▶ What you have to do:
Pictures stay out of the copy; output exactly the lines from the one containing "What data populates" through the end of the material.

▶ Materials provided:
##############################

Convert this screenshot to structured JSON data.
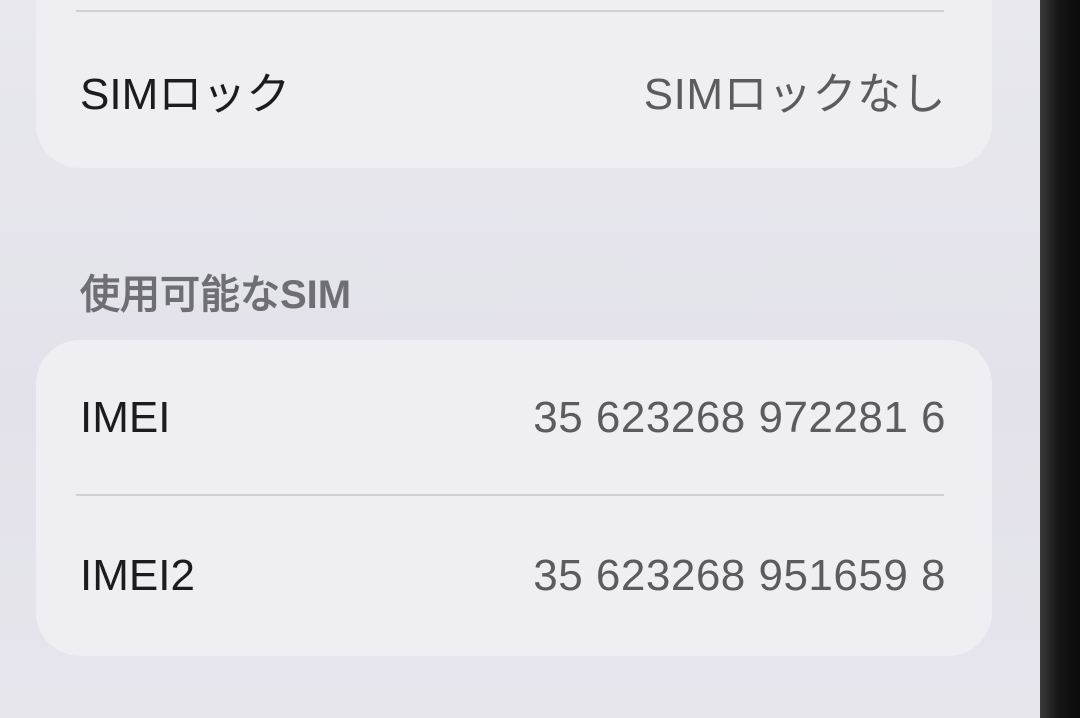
{
  "sim_lock": {
    "label": "SIMロック",
    "value": "SIMロックなし"
  },
  "available_sim": {
    "header": "使用可能なSIM",
    "rows": [
      {
        "label": "IMEI",
        "value": "35 623268 972281 6"
      },
      {
        "label": "IMEI2",
        "value": "35 623268 951659 8"
      }
    ]
  },
  "colors": {
    "background": "#e5e4eb",
    "card": "#efeff3",
    "label_text": "#1c1c1e",
    "value_text": "#5b5b60",
    "section_header": "#6e6e73",
    "divider": "#cfcfd4"
  }
}
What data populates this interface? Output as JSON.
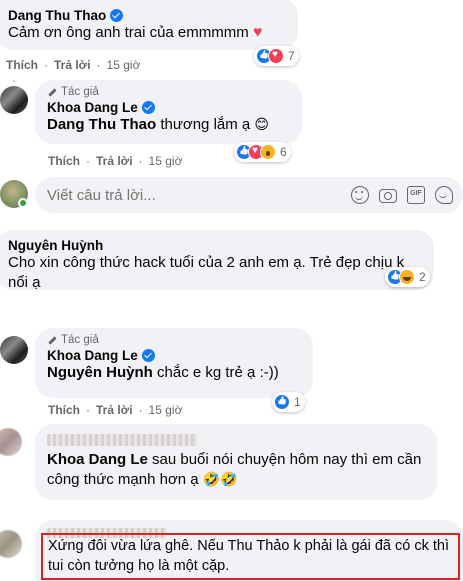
{
  "comments": {
    "c1": {
      "author": "Dang Thu Thao",
      "text": "Cảm ơn ông anh trai của emmmmm",
      "emoji": "♥",
      "reaction_count": "7",
      "like": "Thích",
      "reply": "Trả lời",
      "time": "15 giờ"
    },
    "r1": {
      "author_tag": "Tác giả",
      "author": "Khoa Dang Le",
      "mention": "Dang Thu Thao",
      "text": " thương lắm ạ ",
      "emoji": "😊",
      "reaction_count": "6",
      "like": "Thích",
      "reply": "Trả lời",
      "time": "15 giờ"
    },
    "reply_input": {
      "placeholder": "Viết câu trả lời...",
      "gif_label": "GIF"
    },
    "c2": {
      "author": "Nguyên Huỳnh",
      "text": "Cho xin công thức hack tuổi của 2 anh em ạ. Trẻ đẹp chịu k nổi ạ",
      "reaction_count": "2"
    },
    "r2": {
      "author_tag": "Tác giả",
      "author": "Khoa Dang Le",
      "mention": "Nguyên Huỳnh",
      "text": " chắc e kg trẻ ạ :-))",
      "reaction_count": "1",
      "like": "Thích",
      "reply": "Trả lời",
      "time": "15 giờ"
    },
    "c3": {
      "mention": "Khoa Dang Le",
      "text": " sau buổi nói chuyện hôm nay thì em cần công thức mạnh hơn ạ ",
      "emoji": "🤣🤣"
    },
    "c4": {
      "text": "Xứng đôi vừa lứa ghê. Nếu Thu Thảo k phải là gái đã có ck thì tui còn tưởng họ là một cặp."
    }
  },
  "colors": {
    "bubble": "#f0f2f5",
    "meta": "#65676b",
    "verified": "#1877f2",
    "highlight": "#e41e26"
  }
}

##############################

▶ Your response:
What data populates this interface? Output as JSON.
{
  "comments": {
    "c1": {
      "author": "Dang Thu Thao",
      "text": "Cảm ơn ông anh trai của emmmmm",
      "emoji": "♥",
      "reaction_count": "7",
      "like": "Thích",
      "reply": "Trả lời",
      "time": "15 giờ"
    },
    "r1": {
      "author_tag": "Tác giả",
      "author": "Khoa Dang Le",
      "mention": "Dang Thu Thao",
      "text": " thương lắm ạ ",
      "emoji": "😊",
      "reaction_count": "6",
      "like": "Thích",
      "reply": "Trả lời",
      "time": "15 giờ"
    },
    "reply_input": {
      "placeholder": "Viết câu trả lời...",
      "gif_label": "GIF"
    },
    "c2": {
      "author": "Nguyên Huỳnh",
      "text": "Cho xin công thức hack tuổi của 2 anh em ạ. Trẻ đẹp chịu k nổi ạ",
      "reaction_count": "2"
    },
    "r2": {
      "author_tag": "Tác giả",
      "author": "Khoa Dang Le",
      "mention": "Nguyên Huỳnh",
      "text": " chắc e kg trẻ ạ :-))",
      "reaction_count": "1",
      "like": "Thích",
      "reply": "Trả lời",
      "time": "15 giờ"
    },
    "c3": {
      "mention": "Khoa Dang Le",
      "text": " sau buổi nói chuyện hôm nay thì em cần công thức mạnh hơn ạ ",
      "emoji": "🤣🤣"
    },
    "c4": {
      "text": "Xứng đôi vừa lứa ghê. Nếu Thu Thảo k phải là gái đã có ck thì tui còn tưởng họ là một cặp."
    }
  },
  "colors": {
    "bubble": "#f0f2f5",
    "meta": "#65676b",
    "verified": "#1877f2",
    "highlight": "#e41e26"
  }
}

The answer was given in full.